There were so many reasons for me to choose Botswana! My first impression was that the University of Botswana (UB) offered some amazing classes. Classes I couldn’t take at the University of Southern California (USC). There is an incredible list of anthropology, literature, English, and history classes that focus on subjects such as children’s folklore, oral poetry in Botswana, women’s literature in Botswana, French colonialism and its aftermath in north Africa, Ancient, Colonial, and interdependent India & south Asia, pre-colonial African civilizations – you name it. This was great, because to my disappointment and frustration, my own university offers exactly zero African history courses. And the English program is maddeningly Eurocentric, focusing only on British and American writers, subsequently deeming the wealth of world literature available as unworthy.
Also, as an American, I knew that I essentially knew nothing about Africa. We are grossly uneducated and misinformed when it comes to that entire continent, which is a shame. Myths and American societal racism permeate our notions about Africa and when history courses in the U.S. give the lion’s share of attention to Europe and North America, what are we supposed to do?
I wanted to learn the truth of at least one African country and culture. I wanted to unlearn some of the myths I know affect my thinking even if it’s subconsciously. I wanted to challenge myself. I wanted something different than the typical study abroad experience in Europe. And regardless of this personal agenda of mine, from what I researched, Botswana looked amazing all on its own.
Let’s see how this once-in-a-lifetime semester goes.

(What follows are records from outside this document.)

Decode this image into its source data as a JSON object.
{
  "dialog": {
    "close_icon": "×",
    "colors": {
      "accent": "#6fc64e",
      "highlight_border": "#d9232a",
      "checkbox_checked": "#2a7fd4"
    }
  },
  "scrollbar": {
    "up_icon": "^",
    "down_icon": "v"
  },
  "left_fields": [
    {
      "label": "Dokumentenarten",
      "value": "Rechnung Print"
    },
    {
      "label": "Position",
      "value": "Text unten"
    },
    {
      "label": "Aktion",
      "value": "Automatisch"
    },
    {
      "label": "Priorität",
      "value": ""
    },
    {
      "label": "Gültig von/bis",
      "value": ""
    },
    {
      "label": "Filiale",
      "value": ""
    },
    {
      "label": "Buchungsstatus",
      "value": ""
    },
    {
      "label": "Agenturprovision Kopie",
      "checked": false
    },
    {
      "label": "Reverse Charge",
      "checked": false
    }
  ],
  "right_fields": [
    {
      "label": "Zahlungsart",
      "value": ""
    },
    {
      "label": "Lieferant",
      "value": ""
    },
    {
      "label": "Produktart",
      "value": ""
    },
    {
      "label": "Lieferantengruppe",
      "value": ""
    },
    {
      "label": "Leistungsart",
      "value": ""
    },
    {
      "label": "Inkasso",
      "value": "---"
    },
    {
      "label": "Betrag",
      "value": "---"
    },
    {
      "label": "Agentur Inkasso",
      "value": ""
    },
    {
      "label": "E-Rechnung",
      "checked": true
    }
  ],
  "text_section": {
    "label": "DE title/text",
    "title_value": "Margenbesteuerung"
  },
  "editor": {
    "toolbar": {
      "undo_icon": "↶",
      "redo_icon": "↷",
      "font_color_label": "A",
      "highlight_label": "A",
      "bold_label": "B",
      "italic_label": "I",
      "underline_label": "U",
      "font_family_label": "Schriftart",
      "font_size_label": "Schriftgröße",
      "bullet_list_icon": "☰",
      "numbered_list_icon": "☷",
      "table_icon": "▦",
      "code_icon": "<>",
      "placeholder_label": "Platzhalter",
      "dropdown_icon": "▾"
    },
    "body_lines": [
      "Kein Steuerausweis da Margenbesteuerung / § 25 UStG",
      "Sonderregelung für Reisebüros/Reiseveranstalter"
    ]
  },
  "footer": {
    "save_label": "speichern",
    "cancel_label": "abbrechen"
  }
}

PS: UB’s science classes are pretty sick too. I’m personally considering Mycology, Applied Botany, Aquatic Biology, Animal Diversity, and Meat Science (that’s right: Meat Science) as electives.